Good vs Bad
- Not all Stevia products are good though. While consuming Stevia leaves is beneficial, chemically processed Stevia products are bad for health
- Though there have been concerns about Stevia affecting fertility and inducing hormone related issues, studies have found that use in moderation could do no harm
- Stevia leaves have a tendency to lower blood pressure. So those with low BP and those taking anti-hypertensive drugs should use Stevia with caution
How to use it
- Though Stevia plant leaves can be used directly in your drink, it is usually used as dried powder or syrup
- Roughly one teaspoon of dried leaves will be equivalent to one cup of sugar. So be careful about the quantity
- Stevia syrup can be made by adding a cup of hot water to 1/4 cup of fresh, finely-grinded leaves. After 24 hours, use a strainer to filter it and then refrigerate
- Different countries use Stevia in different ways
- Japan: To sweeten sweets, soft drinks, tea, sauce. Also finds place in smoothies, jams, yoghurt, ice cream, desserts and chewing gum
- United States: Used as sweetener, against candida (fungal infection), diabetes, hypertension and hyperglycemia
- Brazil: To deal with diabetes, high blood pressure and stress
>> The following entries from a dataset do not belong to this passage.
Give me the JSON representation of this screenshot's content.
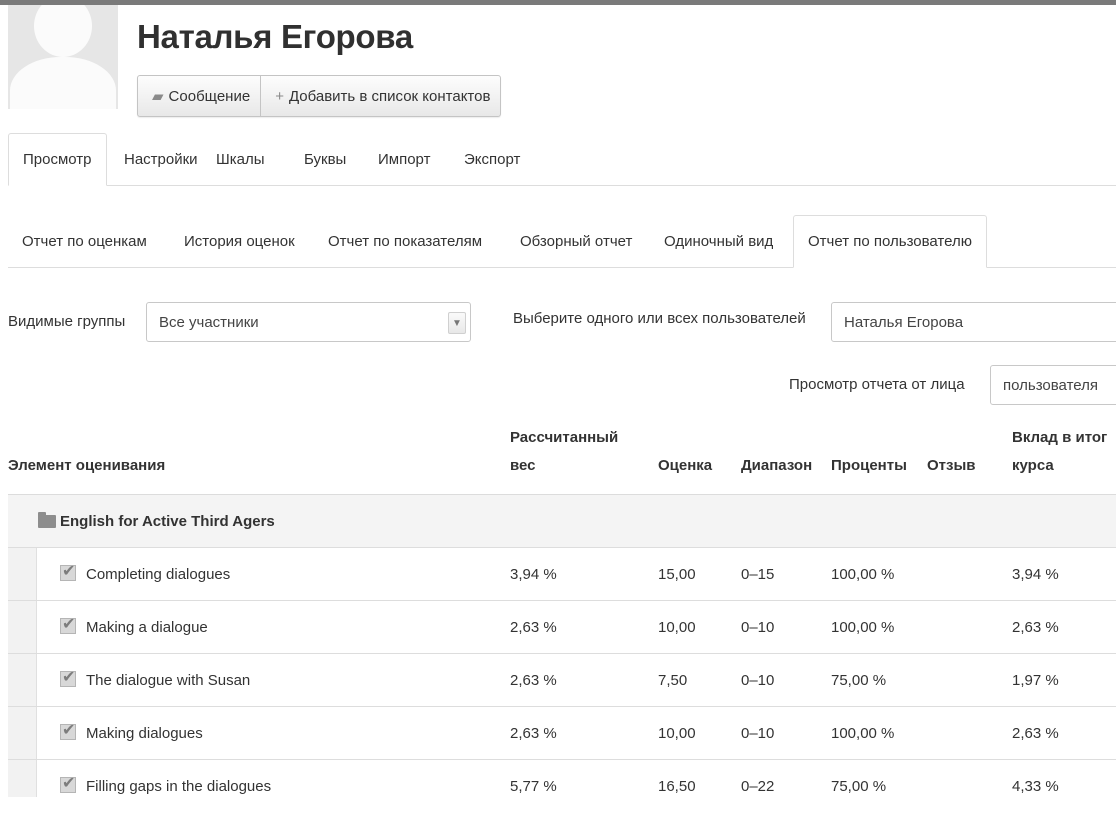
{
  "profile": {
    "name": "Наталья Егорова",
    "message_label": "Сообщение",
    "add_contact_label": "Добавить в список контактов"
  },
  "primary_tabs": [
    "Просмотр",
    "Настройки",
    "Шкалы",
    "Буквы",
    "Импорт",
    "Экспорт"
  ],
  "primary_active": "Просмотр",
  "secondary_tabs": [
    "Отчет по оценкам",
    "История оценок",
    "Отчет по показателям",
    "Обзорный отчет",
    "Одиночный вид",
    "Отчет по пользователю"
  ],
  "secondary_active": "Отчет по пользователю",
  "filters": {
    "groups_label": "Видимые группы",
    "groups_value": "Все участники",
    "user_label": "Выберите одного или всех пользователей",
    "user_value": "Наталья Егорова",
    "view_as_label": "Просмотр отчета от лица",
    "view_as_value": "пользователя"
  },
  "table": {
    "headers": {
      "item": "Элемент оценивания",
      "weight_line1": "Рассчитанный",
      "weight_line2": "вес",
      "grade": "Оценка",
      "range": "Диапазон",
      "percent": "Проценты",
      "feedback": "Отзыв",
      "contribution_line1": "Вклад в итог",
      "contribution_line2": "курса"
    },
    "category": "English for Active Third Agers",
    "rows": [
      {
        "item": "Completing dialogues",
        "weight": "3,94 %",
        "grade": "15,00",
        "range": "0–15",
        "percent": "100,00 %",
        "feedback": "",
        "contribution": "3,94 %"
      },
      {
        "item": "Making a dialogue",
        "weight": "2,63 %",
        "grade": "10,00",
        "range": "0–10",
        "percent": "100,00 %",
        "feedback": "",
        "contribution": "2,63 %"
      },
      {
        "item": "The dialogue with Susan",
        "weight": "2,63 %",
        "grade": "7,50",
        "range": "0–10",
        "percent": "75,00 %",
        "feedback": "",
        "contribution": "1,97 %"
      },
      {
        "item": "Making dialogues",
        "weight": "2,63 %",
        "grade": "10,00",
        "range": "0–10",
        "percent": "100,00 %",
        "feedback": "",
        "contribution": "2,63 %"
      },
      {
        "item": "Filling gaps in the dialogues",
        "weight": "5,77 %",
        "grade": "16,50",
        "range": "0–22",
        "percent": "75,00 %",
        "feedback": "",
        "contribution": "4,33 %"
      }
    ]
  }
}
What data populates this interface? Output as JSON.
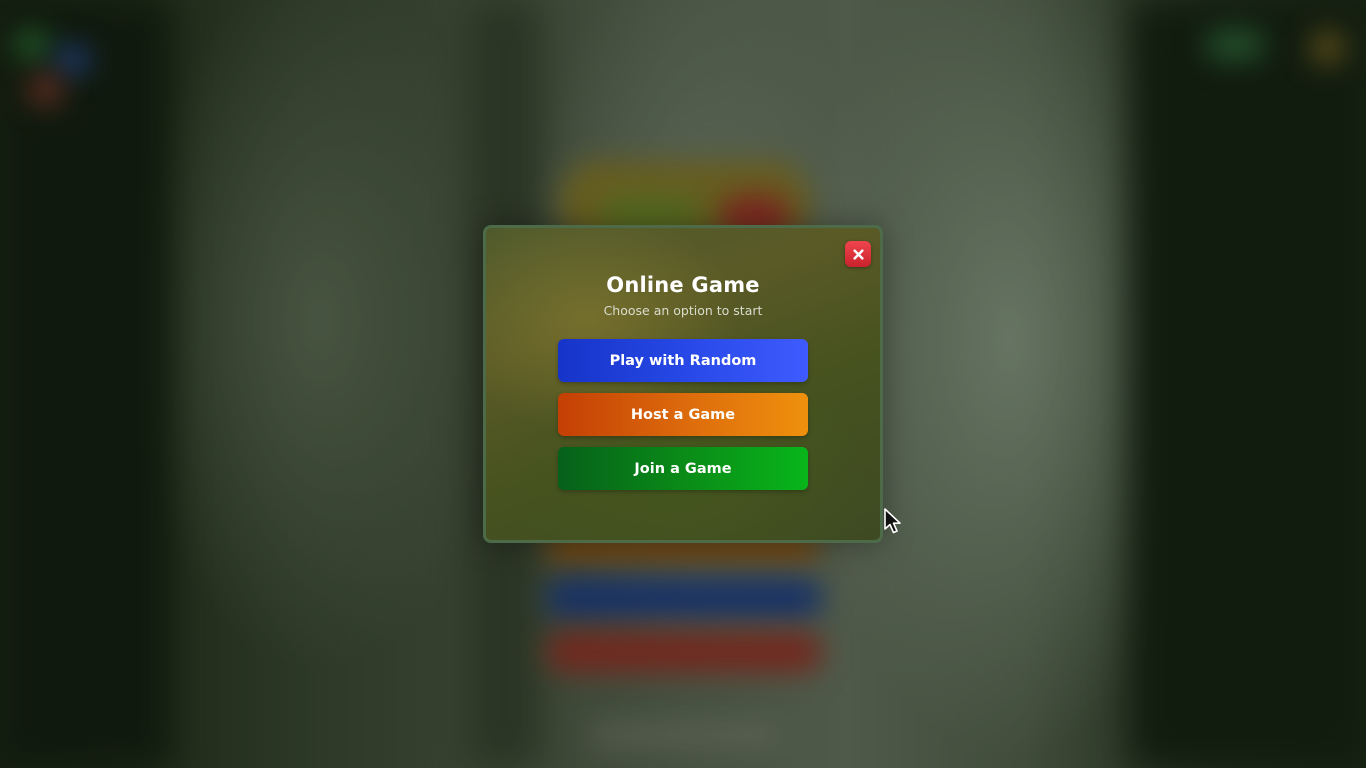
{
  "modal": {
    "title": "Online Game",
    "subtitle": "Choose an option to start",
    "close_icon": "close-icon",
    "buttons": [
      {
        "label": "Play with Random",
        "color_start": "#1634c8",
        "color_end": "#3f5bff"
      },
      {
        "label": "Host a Game",
        "color_start": "#c43f04",
        "color_end": "#ef910d"
      },
      {
        "label": "Join a Game",
        "color_start": "#06601a",
        "color_end": "#08b61a"
      }
    ]
  },
  "colors": {
    "close_button": "#e5343c",
    "modal_border": "#4d6b48",
    "text": "#ffffff"
  }
}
- Paraguay: Against diabetes and as sweetener
- South America: For relief from obesity, diabetes, hypertension and infections, and as a sweetener
Top natural sweeteners
- A study published in the Journal of the American Dietetic Association says natural sweeteners increase the antioxidant intake. Here are the best of them
- Raw honey
- Medjool (soft) dates
- Coconut sugar
- Maple syrup
- Blackstrap molasses
- Balsamic glaze
- Banana puree
- Brown rice syrup
- Jam made with fruits